Healthy Teams Require Solid Leadership and Trust
Every organization has teams. How well they function has a lot to do with team leadership, organizational culture and trust. Cultivating healthy teams is not just a nice thing to do, it has a profound impact on each individual, teams as a whole and their ability to achieve goals and deliver better results.
In another post we shared that the Worldview Intelligence High-Performance Teams Model has three aspects that need to be tended to for healthy teams: Work, Relationship and Learning. Our friend and colleague, Deana DeFoe commented from her experience with it, “This model addresses the emotional well-being of team members. They are engaged, energized and, well…. all I can think to say is happy.”
We didn’t explicitly mention leadership or trust in that post, but in any team there are at least two forms of leadership. One is a leader the team reports to and the other is leadership within the team.
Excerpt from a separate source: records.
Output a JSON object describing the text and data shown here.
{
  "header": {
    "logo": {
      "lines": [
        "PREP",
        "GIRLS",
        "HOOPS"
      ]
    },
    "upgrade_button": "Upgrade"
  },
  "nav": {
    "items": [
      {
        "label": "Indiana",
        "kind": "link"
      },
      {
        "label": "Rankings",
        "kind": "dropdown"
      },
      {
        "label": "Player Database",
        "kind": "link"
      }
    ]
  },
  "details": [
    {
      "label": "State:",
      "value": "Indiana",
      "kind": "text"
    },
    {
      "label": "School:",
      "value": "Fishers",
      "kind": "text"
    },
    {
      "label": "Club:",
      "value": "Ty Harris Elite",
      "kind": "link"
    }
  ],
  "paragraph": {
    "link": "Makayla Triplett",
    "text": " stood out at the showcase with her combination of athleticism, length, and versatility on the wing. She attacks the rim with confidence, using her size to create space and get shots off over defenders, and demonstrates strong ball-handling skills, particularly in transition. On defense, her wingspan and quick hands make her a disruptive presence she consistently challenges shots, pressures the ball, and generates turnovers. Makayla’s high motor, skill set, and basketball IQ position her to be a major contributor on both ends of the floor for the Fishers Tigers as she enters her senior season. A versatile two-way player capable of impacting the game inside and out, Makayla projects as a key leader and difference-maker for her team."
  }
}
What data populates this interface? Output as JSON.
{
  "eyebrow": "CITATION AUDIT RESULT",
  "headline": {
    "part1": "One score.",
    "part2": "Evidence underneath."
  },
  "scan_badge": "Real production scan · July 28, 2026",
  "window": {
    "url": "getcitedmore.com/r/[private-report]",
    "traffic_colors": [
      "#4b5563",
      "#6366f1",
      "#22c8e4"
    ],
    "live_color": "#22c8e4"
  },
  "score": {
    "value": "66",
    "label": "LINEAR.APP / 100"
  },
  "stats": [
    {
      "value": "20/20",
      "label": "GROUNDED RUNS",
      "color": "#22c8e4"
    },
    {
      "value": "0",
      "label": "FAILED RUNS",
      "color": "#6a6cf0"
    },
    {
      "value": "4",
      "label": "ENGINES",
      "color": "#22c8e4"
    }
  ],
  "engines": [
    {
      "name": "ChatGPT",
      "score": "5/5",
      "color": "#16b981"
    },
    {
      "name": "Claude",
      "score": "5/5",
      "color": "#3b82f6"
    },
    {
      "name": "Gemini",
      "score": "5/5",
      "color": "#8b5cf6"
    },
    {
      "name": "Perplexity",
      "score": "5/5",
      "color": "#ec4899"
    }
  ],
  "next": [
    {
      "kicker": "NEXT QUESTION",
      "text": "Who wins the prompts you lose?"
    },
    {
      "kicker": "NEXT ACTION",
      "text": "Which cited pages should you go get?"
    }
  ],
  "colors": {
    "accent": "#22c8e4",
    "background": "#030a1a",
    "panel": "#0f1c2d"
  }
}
Trust is the glue that holds the team together through challenging moments and fuels the moments of creativity and innovation. It is a direct result of building relationship.
Healthy teams manage themselves and hold each other accountable to the team. They work with principles of shared responsibility and shared leadership. Leadership rotates according to who is responsible for, or has expertise regarding, any given aspect of the work.
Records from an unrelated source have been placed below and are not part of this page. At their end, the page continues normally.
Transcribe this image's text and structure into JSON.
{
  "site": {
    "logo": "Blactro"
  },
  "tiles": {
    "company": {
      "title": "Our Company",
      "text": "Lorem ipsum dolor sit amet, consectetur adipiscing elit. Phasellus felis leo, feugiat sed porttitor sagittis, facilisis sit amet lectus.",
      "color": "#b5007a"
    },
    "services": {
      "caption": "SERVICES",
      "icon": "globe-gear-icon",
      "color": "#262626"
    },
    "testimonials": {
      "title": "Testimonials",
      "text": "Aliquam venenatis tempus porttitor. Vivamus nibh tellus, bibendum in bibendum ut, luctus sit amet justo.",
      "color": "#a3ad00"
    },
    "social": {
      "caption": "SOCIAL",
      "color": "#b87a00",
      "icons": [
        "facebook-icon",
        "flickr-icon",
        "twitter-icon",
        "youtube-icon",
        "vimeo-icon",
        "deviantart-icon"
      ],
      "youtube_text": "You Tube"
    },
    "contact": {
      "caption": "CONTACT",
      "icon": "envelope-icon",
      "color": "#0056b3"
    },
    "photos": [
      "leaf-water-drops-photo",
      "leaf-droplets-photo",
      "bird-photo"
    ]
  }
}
What can leaders do to foster, support and nurture trust, relationship and healthy teams? Ensure the team has all it needs to function well. This includes:
- Provide just enough guidance and information to the team so members are clear on their roles, tasks and outcomes and not so much that it impedes the team’s ability to engage in their own decision-making and priority setting. Neuroscience research tells us that our brains respond positively to autonomy and choice so finding the right balance is essential for healthy team performance.
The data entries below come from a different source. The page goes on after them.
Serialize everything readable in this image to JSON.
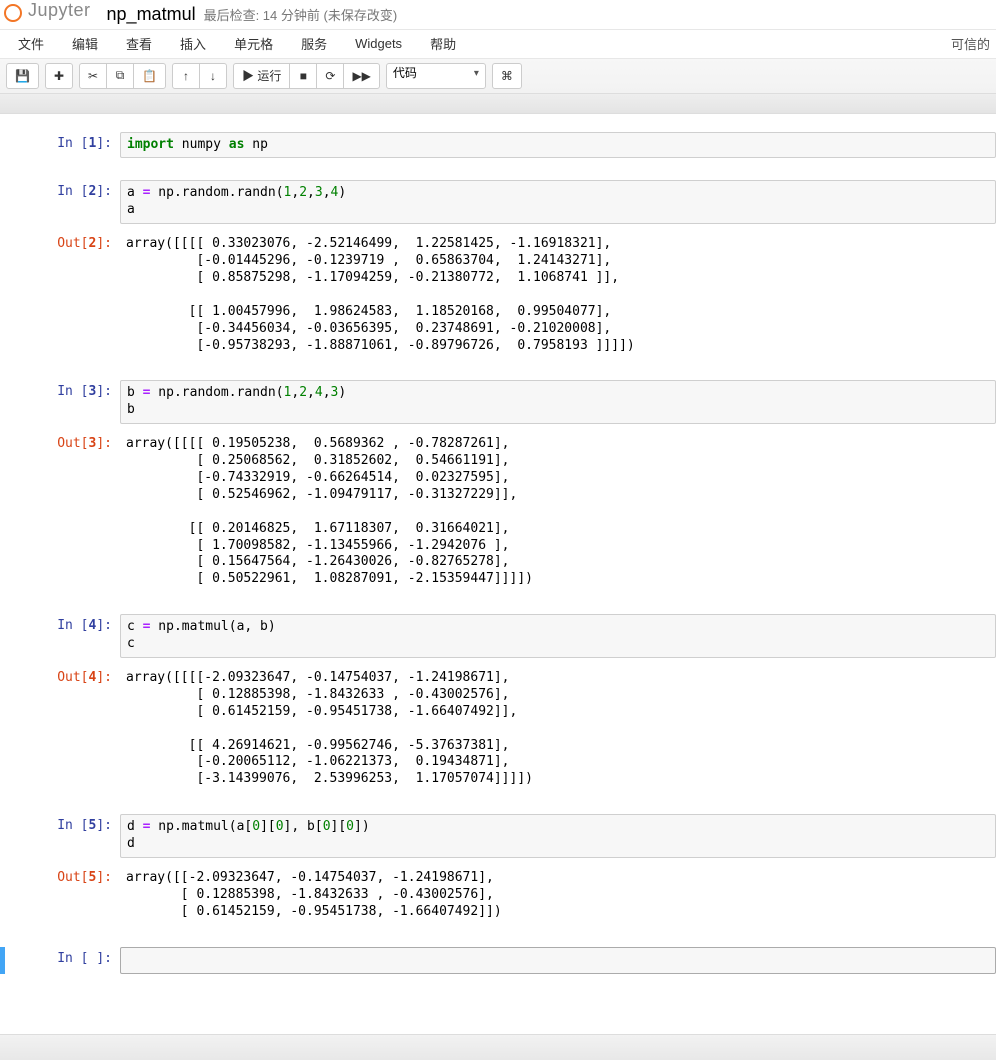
{
  "header": {
    "logo_text": "Jupyter",
    "notebook_name": "np_matmul",
    "checkpoint": "最后检查: 14 分钟前  (未保存改变)"
  },
  "menu": {
    "file": "文件",
    "edit": "编辑",
    "view": "查看",
    "insert": "插入",
    "cell": "单元格",
    "kernel": "服务",
    "widgets": "Widgets",
    "help": "帮助",
    "trusted": "可信的"
  },
  "toolbar": {
    "save_icon": "💾",
    "add": "✚",
    "cut": "✂",
    "copy": "⧉",
    "paste": "📋",
    "up": "↑",
    "down": "↓",
    "run": "▶ 运行",
    "stop": "■",
    "restart": "⟳",
    "ff": "▶▶",
    "celltype": "代码",
    "cmd": "⌘"
  },
  "cells": [
    {
      "in_n": "1",
      "out_n": null,
      "output": null
    },
    {
      "in_n": "2",
      "out_n": "2",
      "output": "array([[[[ 0.33023076, -2.52146499,  1.22581425, -1.16918321],\n         [-0.01445296, -0.1239719 ,  0.65863704,  1.24143271],\n         [ 0.85875298, -1.17094259, -0.21380772,  1.1068741 ]],\n\n        [[ 1.00457996,  1.98624583,  1.18520168,  0.99504077],\n         [-0.34456034, -0.03656395,  0.23748691, -0.21020008],\n         [-0.95738293, -1.88871061, -0.89796726,  0.7958193 ]]]])"
    },
    {
      "in_n": "3",
      "out_n": "3",
      "output": "array([[[[ 0.19505238,  0.5689362 , -0.78287261],\n         [ 0.25068562,  0.31852602,  0.54661191],\n         [-0.74332919, -0.66264514,  0.02327595],\n         [ 0.52546962, -1.09479117, -0.31327229]],\n\n        [[ 0.20146825,  1.67118307,  0.31664021],\n         [ 1.70098582, -1.13455966, -1.2942076 ],\n         [ 0.15647564, -1.26430026, -0.82765278],\n         [ 0.50522961,  1.08287091, -2.15359447]]]])"
    },
    {
      "in_n": "4",
      "out_n": "4",
      "output": "array([[[[-2.09323647, -0.14754037, -1.24198671],\n         [ 0.12885398, -1.8432633 , -0.43002576],\n         [ 0.61452159, -0.95451738, -1.66407492]],\n\n        [[ 4.26914621, -0.99562746, -5.37637381],\n         [-0.20065112, -1.06221373,  0.19434871],\n         [-3.14399076,  2.53996253,  1.17057074]]]])"
    },
    {
      "in_n": "5",
      "out_n": "5",
      "output": "array([[-2.09323647, -0.14754037, -1.24198671],\n       [ 0.12885398, -1.8432633 , -0.43002576],\n       [ 0.61452159, -0.95451738, -1.66407492]])"
    }
  ],
  "empty_prompt": "In [ ]:"
}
- Be a champion of and for the team. This might mean providing high-level cover for the team so that others in the organization do not put road blocks in the way of the team’s ability to do its work. This could include other leaders, directors or managers in the organization.
- Ensure the team has all the resources it needs to do its work. This includes budget, materials, human resources. It could mean making connections and introductions as needed.
- Be available to team members when they do need support, guidance or clarity on any aspect of their work. Or when they are requesting learning opportunities.
- Recognize and acknowledge the team and its members for their successes, achievements and accomplishments. Feeling recognized and respected is rewarding to our brains and this in turn puts our brains in a better place for thinking, anticipating, learning and trusting. People prefer to have their achievements validated, recognized and valued by others over solitary recognition (even when they claim otherwise). Be sure to take time to celebrate with the team.
- Get out of the way and let the team do its work.
The right leadership in the right moment requires awareness, trust and paying attention to the factors that support healthy teams. Worldview Intelligence has created a range of resources to support leaders and teams.